Red Summer is a photographic response to the locations in the American landscape where a series of racial conflicts occurred between 1917 and 1923. The selected locations are not meant to be comprehensive, however, they are offered as examples of these post World War I conflicts. A simplified view of the causes can be divided into three categories of particular concern (all race based) for my project; growing African American response to decades of lynching, labor conflicts stemming from the mass immigration of white European labor and the disappointment of black veterans that returned home to second class status in a segregated and biased society.
The prints incorporate landscape images of the communities where many of the significant events occurred with fragments of contemporaneous newspaper accounts of the era. “Red Summer” was a term used by James Weldon Johnson to describe the concentration of racial conflicts (at least 25) that took place across the U.S. during 1919.

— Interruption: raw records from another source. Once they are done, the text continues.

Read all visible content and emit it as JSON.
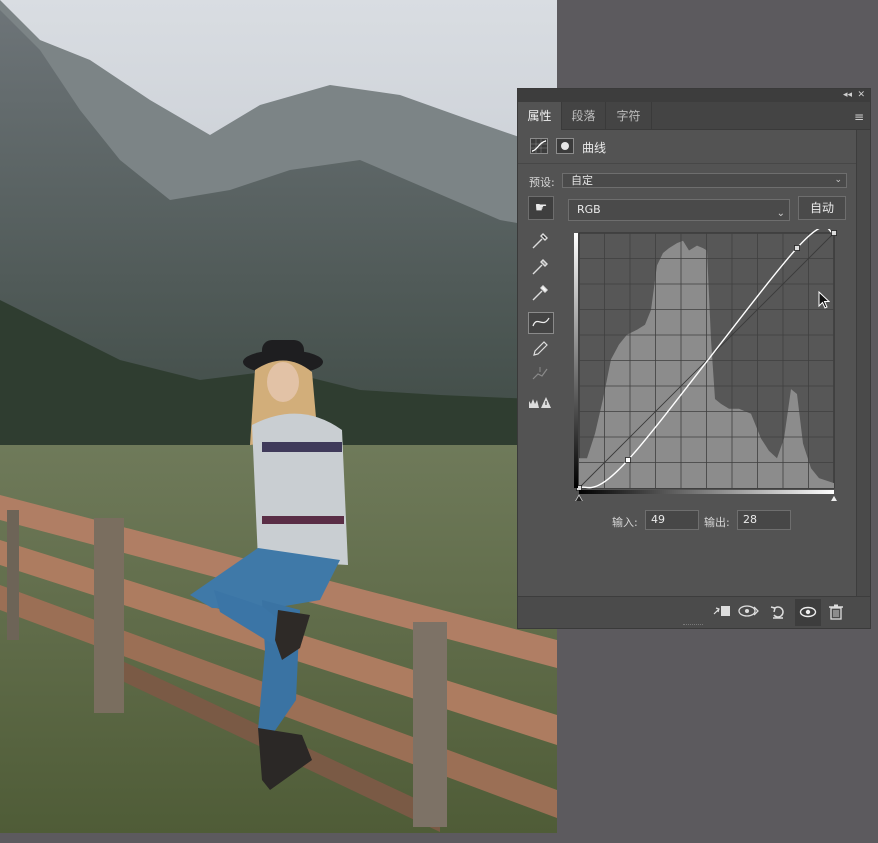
{
  "panel": {
    "tabs": [
      {
        "label": "属性",
        "active": true
      },
      {
        "label": "段落",
        "active": false
      },
      {
        "label": "字符",
        "active": false
      }
    ],
    "collapse_glyph": "◂◂",
    "close_glyph": "✕",
    "menu_glyph": "≡",
    "adjustment_title": "曲线",
    "preset_label": "预设:",
    "preset_value": "自定",
    "channel_value": "RGB",
    "auto_label": "自动",
    "input_label": "输入:",
    "input_value": "49",
    "output_label": "输出:",
    "output_value": "28"
  },
  "curve": {
    "points": [
      [
        0,
        0
      ],
      [
        49,
        28
      ],
      [
        218,
        240
      ],
      [
        255,
        255
      ]
    ],
    "range": [
      0,
      255
    ]
  },
  "icons": {
    "curves_adjustment": "curves-adjustment-icon",
    "mask": "layer-mask-icon",
    "target_adjustment": "hand-target-icon",
    "eyedroppers": [
      "black-eyedropper-icon",
      "gray-eyedropper-icon",
      "white-eyedropper-icon"
    ],
    "tools": [
      "curve-point-icon",
      "pencil-icon",
      "smooth-icon",
      "clipping-warning-icon"
    ],
    "bottom": [
      "clip-to-layer-icon",
      "view-previous-icon",
      "reset-icon",
      "eye-icon",
      "trash-icon"
    ]
  },
  "colors": {
    "panel_bg": "#535353",
    "graph_bg": "#575757",
    "histogram": "#8c8c8c",
    "curve": "#ffffff"
  }
}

Click thumbnail images below to view full versions. Prints are available for exhibition. A selection of images from the Red Summer project will be on display in eight cities (U.S. and Canada) as part of The FENCE 2018.